Dataset rows for apps and sites
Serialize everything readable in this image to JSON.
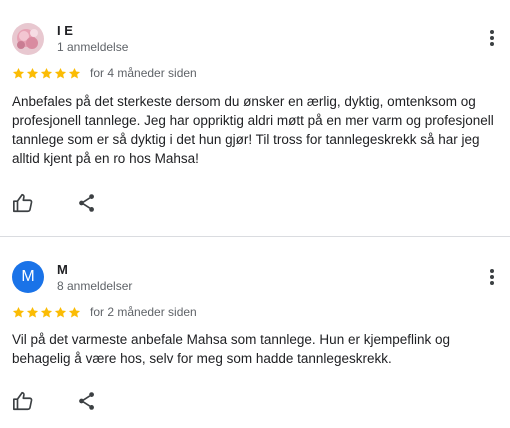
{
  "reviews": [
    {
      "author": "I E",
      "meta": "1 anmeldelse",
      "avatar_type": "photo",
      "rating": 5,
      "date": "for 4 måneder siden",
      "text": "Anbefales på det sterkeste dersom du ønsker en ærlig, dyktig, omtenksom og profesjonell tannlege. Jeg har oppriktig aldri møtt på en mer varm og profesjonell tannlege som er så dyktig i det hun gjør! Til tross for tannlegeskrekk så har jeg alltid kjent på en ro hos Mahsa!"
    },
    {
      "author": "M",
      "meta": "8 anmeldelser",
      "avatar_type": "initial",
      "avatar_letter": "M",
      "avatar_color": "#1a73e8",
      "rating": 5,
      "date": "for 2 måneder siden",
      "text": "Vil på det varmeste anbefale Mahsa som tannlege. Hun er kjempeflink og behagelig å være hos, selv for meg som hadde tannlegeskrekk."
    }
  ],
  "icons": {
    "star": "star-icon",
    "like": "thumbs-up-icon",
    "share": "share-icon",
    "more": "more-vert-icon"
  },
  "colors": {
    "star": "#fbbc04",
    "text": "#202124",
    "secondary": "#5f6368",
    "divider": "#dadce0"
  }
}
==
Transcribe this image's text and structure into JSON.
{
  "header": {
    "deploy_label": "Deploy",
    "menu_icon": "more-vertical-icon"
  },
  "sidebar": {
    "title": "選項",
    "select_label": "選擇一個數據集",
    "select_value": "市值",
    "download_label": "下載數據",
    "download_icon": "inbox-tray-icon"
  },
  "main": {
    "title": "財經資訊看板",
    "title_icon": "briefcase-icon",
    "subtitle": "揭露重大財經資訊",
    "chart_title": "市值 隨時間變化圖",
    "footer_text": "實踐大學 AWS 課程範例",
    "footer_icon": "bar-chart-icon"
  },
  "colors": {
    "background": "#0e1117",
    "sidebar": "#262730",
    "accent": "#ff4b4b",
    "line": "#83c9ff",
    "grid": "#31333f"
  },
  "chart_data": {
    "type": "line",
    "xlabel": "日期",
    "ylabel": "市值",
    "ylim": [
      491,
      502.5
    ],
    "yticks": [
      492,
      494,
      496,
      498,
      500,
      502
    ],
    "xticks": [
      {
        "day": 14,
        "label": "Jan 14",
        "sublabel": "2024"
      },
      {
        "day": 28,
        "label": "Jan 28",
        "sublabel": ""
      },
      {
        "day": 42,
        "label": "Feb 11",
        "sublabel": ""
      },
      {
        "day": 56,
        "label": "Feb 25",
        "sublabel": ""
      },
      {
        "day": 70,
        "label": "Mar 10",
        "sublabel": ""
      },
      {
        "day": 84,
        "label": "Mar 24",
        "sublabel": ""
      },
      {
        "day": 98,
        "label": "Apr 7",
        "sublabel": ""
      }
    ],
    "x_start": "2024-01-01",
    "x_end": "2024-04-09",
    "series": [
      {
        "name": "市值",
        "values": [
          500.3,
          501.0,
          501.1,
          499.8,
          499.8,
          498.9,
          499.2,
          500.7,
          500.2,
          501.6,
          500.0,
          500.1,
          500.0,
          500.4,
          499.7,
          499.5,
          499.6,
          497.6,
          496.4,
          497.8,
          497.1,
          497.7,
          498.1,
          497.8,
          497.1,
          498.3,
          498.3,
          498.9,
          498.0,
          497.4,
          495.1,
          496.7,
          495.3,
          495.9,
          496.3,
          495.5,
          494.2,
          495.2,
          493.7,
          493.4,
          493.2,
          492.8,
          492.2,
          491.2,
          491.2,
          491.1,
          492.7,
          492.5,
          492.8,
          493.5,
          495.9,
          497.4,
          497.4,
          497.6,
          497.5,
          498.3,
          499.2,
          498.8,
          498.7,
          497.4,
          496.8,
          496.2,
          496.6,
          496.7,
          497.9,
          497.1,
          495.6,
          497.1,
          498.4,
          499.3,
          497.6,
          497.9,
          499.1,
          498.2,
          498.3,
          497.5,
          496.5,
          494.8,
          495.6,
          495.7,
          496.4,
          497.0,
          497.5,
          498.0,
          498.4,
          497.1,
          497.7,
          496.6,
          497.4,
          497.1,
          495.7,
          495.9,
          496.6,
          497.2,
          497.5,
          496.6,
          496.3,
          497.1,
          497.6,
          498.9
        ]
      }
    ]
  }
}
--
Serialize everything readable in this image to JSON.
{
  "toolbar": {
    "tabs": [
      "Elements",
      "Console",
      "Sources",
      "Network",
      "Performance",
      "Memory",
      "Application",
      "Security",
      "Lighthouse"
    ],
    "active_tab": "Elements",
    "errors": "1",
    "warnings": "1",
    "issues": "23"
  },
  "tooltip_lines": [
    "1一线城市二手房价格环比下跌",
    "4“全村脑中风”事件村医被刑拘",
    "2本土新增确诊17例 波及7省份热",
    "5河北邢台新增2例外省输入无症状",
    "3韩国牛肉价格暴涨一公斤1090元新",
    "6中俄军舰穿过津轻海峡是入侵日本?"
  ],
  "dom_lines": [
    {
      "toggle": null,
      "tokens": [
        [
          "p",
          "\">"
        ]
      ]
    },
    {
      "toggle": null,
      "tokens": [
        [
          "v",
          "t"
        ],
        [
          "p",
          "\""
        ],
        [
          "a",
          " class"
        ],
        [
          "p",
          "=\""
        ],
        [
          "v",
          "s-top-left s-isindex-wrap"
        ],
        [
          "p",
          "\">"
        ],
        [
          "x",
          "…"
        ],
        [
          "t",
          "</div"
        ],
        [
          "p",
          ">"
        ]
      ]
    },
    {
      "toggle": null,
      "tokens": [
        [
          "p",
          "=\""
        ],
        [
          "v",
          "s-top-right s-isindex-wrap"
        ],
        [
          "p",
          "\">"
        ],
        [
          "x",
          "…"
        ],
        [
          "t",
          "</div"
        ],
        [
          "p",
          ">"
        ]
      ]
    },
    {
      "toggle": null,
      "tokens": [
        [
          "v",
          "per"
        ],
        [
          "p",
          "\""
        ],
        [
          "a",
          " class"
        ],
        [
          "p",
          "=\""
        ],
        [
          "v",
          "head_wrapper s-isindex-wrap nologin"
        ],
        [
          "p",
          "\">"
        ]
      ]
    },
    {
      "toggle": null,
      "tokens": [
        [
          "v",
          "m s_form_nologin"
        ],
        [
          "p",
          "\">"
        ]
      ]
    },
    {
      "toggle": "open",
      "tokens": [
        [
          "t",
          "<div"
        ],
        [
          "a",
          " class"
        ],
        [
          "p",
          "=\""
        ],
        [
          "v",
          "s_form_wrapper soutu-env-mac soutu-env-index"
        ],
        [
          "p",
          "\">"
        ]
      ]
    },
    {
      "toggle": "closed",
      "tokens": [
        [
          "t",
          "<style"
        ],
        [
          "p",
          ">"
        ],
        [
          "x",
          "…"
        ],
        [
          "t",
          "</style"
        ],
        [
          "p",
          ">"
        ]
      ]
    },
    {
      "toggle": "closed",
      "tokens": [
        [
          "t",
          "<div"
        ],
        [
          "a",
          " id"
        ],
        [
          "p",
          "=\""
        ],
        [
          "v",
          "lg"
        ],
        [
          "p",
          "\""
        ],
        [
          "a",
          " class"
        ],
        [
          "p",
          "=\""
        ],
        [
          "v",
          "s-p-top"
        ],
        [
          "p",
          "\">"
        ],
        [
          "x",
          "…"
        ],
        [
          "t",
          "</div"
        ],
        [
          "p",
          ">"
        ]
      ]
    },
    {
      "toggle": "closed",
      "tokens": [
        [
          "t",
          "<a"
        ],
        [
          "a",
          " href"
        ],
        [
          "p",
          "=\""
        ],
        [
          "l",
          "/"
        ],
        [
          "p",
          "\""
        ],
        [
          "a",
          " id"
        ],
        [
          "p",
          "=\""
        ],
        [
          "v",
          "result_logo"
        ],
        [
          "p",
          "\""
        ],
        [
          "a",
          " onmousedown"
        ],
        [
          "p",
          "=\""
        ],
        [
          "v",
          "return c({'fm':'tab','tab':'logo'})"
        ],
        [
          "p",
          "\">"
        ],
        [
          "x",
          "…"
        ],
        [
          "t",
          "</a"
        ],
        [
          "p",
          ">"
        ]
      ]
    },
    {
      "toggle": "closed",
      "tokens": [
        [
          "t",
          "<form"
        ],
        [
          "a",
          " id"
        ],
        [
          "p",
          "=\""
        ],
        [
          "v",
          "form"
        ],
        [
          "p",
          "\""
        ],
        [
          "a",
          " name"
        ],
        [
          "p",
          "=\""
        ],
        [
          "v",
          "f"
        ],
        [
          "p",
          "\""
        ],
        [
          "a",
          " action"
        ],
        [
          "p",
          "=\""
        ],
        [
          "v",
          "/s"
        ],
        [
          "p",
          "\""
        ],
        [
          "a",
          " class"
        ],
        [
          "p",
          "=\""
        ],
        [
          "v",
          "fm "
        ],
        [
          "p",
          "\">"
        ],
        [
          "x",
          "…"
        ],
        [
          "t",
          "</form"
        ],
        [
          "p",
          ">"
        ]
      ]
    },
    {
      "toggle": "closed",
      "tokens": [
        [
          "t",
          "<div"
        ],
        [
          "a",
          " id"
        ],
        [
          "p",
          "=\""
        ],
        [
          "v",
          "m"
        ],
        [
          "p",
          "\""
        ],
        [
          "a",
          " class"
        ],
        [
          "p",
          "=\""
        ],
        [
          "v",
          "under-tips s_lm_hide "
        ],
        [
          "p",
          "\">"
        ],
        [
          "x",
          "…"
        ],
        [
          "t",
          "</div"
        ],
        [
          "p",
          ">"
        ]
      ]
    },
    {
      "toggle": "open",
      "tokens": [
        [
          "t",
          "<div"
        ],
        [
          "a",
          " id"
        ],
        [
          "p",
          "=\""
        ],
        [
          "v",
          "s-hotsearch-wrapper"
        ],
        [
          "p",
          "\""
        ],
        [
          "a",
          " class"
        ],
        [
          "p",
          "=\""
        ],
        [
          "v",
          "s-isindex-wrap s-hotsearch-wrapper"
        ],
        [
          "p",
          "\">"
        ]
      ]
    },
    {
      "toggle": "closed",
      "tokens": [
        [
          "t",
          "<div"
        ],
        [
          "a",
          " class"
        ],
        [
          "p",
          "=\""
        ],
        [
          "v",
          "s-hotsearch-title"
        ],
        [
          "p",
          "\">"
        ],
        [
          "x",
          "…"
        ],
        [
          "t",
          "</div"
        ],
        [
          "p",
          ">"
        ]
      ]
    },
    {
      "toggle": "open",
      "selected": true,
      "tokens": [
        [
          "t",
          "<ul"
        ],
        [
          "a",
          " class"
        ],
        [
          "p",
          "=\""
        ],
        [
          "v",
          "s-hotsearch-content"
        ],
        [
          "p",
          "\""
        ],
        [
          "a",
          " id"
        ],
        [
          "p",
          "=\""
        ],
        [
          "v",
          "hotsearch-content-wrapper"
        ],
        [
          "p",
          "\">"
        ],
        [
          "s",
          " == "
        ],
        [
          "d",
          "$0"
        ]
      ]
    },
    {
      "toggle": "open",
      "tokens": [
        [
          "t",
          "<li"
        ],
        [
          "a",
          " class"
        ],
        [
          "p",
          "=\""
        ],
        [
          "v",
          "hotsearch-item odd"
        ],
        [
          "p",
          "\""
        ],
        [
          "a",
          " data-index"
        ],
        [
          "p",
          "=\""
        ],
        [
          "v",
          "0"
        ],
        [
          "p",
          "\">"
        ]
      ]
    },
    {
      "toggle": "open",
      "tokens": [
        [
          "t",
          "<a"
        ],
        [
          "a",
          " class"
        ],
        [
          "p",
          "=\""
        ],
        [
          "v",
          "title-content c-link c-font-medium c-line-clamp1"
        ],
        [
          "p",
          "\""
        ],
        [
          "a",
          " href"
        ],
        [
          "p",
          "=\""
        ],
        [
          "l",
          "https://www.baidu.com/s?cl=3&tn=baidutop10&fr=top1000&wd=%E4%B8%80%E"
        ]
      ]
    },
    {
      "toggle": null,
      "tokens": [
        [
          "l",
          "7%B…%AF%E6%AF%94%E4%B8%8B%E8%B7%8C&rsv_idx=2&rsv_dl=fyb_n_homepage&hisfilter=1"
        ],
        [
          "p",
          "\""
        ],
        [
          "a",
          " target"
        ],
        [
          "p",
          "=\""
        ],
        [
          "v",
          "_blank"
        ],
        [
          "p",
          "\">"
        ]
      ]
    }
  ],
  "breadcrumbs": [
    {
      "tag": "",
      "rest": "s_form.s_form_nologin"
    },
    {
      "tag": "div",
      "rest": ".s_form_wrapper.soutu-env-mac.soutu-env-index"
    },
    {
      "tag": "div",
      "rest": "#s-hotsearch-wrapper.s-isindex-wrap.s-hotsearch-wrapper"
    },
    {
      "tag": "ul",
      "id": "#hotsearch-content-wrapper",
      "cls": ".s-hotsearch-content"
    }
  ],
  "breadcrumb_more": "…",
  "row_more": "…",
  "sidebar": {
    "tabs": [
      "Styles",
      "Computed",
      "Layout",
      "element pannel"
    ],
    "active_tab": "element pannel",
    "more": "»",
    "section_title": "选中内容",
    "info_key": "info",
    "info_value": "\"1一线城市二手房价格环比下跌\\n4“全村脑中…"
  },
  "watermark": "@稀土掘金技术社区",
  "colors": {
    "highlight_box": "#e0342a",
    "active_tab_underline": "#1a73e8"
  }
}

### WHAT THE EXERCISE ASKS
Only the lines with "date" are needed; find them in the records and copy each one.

### ANSWER SPACE
      "date": "for 4 måneder siden",
      "date": "for 2 måneder siden",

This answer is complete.